Data records for software interfaces:
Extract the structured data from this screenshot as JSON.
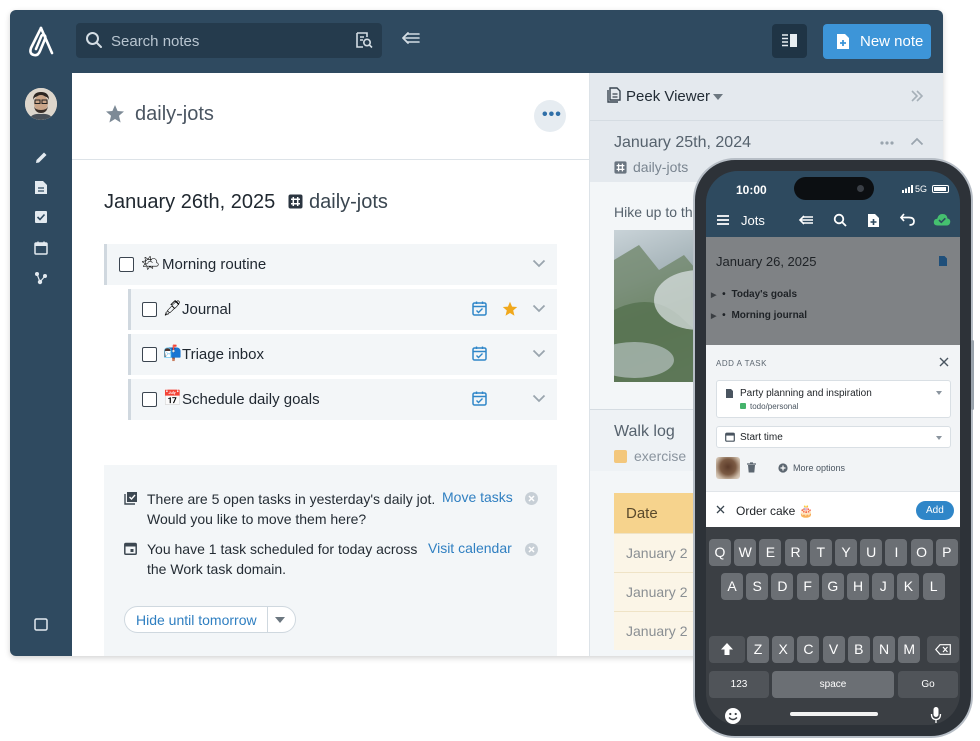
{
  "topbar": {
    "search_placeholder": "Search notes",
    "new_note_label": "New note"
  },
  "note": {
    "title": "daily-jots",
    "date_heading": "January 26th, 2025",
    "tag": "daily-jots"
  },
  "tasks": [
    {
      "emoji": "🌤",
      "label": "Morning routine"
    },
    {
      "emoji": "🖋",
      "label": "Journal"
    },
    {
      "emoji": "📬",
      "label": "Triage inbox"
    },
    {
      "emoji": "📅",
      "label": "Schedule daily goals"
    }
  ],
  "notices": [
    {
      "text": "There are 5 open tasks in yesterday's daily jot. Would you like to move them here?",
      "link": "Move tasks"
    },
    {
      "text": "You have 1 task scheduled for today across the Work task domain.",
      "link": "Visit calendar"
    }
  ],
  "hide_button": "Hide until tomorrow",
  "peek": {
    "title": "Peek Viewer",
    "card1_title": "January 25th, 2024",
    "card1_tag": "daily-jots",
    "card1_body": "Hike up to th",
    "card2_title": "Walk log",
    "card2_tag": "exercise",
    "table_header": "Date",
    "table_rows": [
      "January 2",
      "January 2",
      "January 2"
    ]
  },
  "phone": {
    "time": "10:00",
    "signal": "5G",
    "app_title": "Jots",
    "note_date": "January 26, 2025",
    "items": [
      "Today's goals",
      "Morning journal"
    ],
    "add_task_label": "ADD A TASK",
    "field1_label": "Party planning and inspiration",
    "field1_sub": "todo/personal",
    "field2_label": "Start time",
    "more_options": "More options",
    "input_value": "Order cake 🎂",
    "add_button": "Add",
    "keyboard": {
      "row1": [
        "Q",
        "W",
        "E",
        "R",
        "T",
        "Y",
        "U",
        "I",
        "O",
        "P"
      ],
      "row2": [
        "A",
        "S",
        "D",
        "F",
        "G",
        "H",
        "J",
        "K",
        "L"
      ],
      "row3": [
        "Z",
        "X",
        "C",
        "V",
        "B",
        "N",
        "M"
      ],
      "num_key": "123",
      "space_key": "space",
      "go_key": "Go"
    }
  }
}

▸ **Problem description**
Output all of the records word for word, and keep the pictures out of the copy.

▸ **Response**
Extract the structured data from this screenshot as JSON.
{
  "topbar": {
    "search_placeholder": "Search notes",
    "new_note_label": "New note"
  },
  "note": {
    "title": "daily-jots",
    "date_heading": "January 26th, 2025",
    "tag": "daily-jots"
  },
  "tasks": [
    {
      "emoji": "🌤",
      "label": "Morning routine"
    },
    {
      "emoji": "🖋",
      "label": "Journal"
    },
    {
      "emoji": "📬",
      "label": "Triage inbox"
    },
    {
      "emoji": "📅",
      "label": "Schedule daily goals"
    }
  ],
  "notices": [
    {
      "text": "There are 5 open tasks in yesterday's daily jot. Would you like to move them here?",
      "link": "Move tasks"
    },
    {
      "text": "You have 1 task scheduled for today across the Work task domain.",
      "link": "Visit calendar"
    }
  ],
  "hide_button": "Hide until tomorrow",
  "peek": {
    "title": "Peek Viewer",
    "card1_title": "January 25th, 2024",
    "card1_tag": "daily-jots",
    "card1_body": "Hike up to th",
    "card2_title": "Walk log",
    "card2_tag": "exercise",
    "table_header": "Date",
    "table_rows": [
      "January 2",
      "January 2",
      "January 2"
    ]
  },
  "phone": {
    "time": "10:00",
    "signal": "5G",
    "app_title": "Jots",
    "note_date": "January 26, 2025",
    "items": [
      "Today's goals",
      "Morning journal"
    ],
    "add_task_label": "ADD A TASK",
    "field1_label": "Party planning and inspiration",
    "field1_sub": "todo/personal",
    "field2_label": "Start time",
    "more_options": "More options",
    "input_value": "Order cake 🎂",
    "add_button": "Add",
    "keyboard": {
      "row1": [
        "Q",
        "W",
        "E",
        "R",
        "T",
        "Y",
        "U",
        "I",
        "O",
        "P"
      ],
      "row2": [
        "A",
        "S",
        "D",
        "F",
        "G",
        "H",
        "J",
        "K",
        "L"
      ],
      "row3": [
        "Z",
        "X",
        "C",
        "V",
        "B",
        "N",
        "M"
      ],
      "num_key": "123",
      "space_key": "space",
      "go_key": "Go"
    }
  }
}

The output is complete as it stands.